### WHAT THIS TASK INVOLVES
Line by line, restate the listing below without any change.

★ ★ ★

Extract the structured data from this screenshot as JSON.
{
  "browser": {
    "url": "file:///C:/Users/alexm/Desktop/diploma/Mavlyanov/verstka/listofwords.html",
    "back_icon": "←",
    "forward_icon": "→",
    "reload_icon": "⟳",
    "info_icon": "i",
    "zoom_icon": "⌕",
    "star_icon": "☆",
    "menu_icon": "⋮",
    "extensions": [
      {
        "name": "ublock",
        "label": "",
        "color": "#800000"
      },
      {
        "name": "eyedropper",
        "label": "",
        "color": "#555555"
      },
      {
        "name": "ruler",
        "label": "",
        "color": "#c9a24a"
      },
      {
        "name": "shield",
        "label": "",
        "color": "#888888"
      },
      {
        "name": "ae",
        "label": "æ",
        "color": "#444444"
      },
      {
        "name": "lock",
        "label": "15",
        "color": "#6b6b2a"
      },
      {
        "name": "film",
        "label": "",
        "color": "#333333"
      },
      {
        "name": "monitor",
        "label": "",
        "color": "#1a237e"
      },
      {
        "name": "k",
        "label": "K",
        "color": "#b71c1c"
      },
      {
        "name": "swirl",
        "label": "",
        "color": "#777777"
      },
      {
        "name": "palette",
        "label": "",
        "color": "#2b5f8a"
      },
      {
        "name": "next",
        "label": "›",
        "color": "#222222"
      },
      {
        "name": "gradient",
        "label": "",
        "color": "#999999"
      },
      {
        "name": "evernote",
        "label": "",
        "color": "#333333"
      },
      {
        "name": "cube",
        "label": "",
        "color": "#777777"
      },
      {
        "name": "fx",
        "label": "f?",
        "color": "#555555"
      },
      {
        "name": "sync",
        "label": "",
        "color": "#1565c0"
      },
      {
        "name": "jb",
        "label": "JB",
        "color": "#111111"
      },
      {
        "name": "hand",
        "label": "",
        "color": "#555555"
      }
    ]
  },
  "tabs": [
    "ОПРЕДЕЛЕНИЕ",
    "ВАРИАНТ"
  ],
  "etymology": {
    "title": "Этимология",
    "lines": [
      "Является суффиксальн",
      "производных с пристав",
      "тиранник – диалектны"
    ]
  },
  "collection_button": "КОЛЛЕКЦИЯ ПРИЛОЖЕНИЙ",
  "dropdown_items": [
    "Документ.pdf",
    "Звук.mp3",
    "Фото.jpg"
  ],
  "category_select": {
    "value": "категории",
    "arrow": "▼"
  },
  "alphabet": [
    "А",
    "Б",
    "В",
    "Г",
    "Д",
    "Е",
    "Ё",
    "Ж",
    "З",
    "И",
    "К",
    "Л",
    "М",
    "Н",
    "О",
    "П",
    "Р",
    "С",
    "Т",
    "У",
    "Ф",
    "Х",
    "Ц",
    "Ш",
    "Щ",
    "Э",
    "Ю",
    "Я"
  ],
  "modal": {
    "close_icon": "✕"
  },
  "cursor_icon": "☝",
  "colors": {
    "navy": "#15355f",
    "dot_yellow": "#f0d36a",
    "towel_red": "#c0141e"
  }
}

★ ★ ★

### RESPONSE
Extract the structured data from this screenshot as JSON.
{
  "browser": {
    "url": "file:///C:/Users/alexm/Desktop/diploma/Mavlyanov/verstka/listofwords.html",
    "back_icon": "←",
    "forward_icon": "→",
    "reload_icon": "⟳",
    "info_icon": "i",
    "zoom_icon": "⌕",
    "star_icon": "☆",
    "menu_icon": "⋮",
    "extensions": [
      {
        "name": "ublock",
        "label": "",
        "color": "#800000"
      },
      {
        "name": "eyedropper",
        "label": "",
        "color": "#555555"
      },
      {
        "name": "ruler",
        "label": "",
        "color": "#c9a24a"
      },
      {
        "name": "shield",
        "label": "",
        "color": "#888888"
      },
      {
        "name": "ae",
        "label": "æ",
        "color": "#444444"
      },
      {
        "name": "lock",
        "label": "15",
        "color": "#6b6b2a"
      },
      {
        "name": "film",
        "label": "",
        "color": "#333333"
      },
      {
        "name": "monitor",
        "label": "",
        "color": "#1a237e"
      },
      {
        "name": "k",
        "label": "K",
        "color": "#b71c1c"
      },
      {
        "name": "swirl",
        "label": "",
        "color": "#777777"
      },
      {
        "name": "palette",
        "label": "",
        "color": "#2b5f8a"
      },
      {
        "name": "next",
        "label": "›",
        "color": "#222222"
      },
      {
        "name": "gradient",
        "label": "",
        "color": "#999999"
      },
      {
        "name": "evernote",
        "label": "",
        "color": "#333333"
      },
      {
        "name": "cube",
        "label": "",
        "color": "#777777"
      },
      {
        "name": "fx",
        "label": "f?",
        "color": "#555555"
      },
      {
        "name": "sync",
        "label": "",
        "color": "#1565c0"
      },
      {
        "name": "jb",
        "label": "JB",
        "color": "#111111"
      },
      {
        "name": "hand",
        "label": "",
        "color": "#555555"
      }
    ]
  },
  "tabs": [
    "ОПРЕДЕЛЕНИЕ",
    "ВАРИАНТ"
  ],
  "etymology": {
    "title": "Этимология",
    "lines": [
      "Является суффиксальн",
      "производных с пристав",
      "тиранник – диалектны"
    ]
  },
  "collection_button": "КОЛЛЕКЦИЯ ПРИЛОЖЕНИЙ",
  "dropdown_items": [
    "Документ.pdf",
    "Звук.mp3",
    "Фото.jpg"
  ],
  "category_select": {
    "value": "категории",
    "arrow": "▼"
  },
  "alphabet": [
    "А",
    "Б",
    "В",
    "Г",
    "Д",
    "Е",
    "Ё",
    "Ж",
    "З",
    "И",
    "К",
    "Л",
    "М",
    "Н",
    "О",
    "П",
    "Р",
    "С",
    "Т",
    "У",
    "Ф",
    "Х",
    "Ц",
    "Ш",
    "Щ",
    "Э",
    "Ю",
    "Я"
  ],
  "modal": {
    "close_icon": "✕"
  },
  "cursor_icon": "☝",
  "colors": {
    "navy": "#15355f",
    "dot_yellow": "#f0d36a",
    "towel_red": "#c0141e"
  }
}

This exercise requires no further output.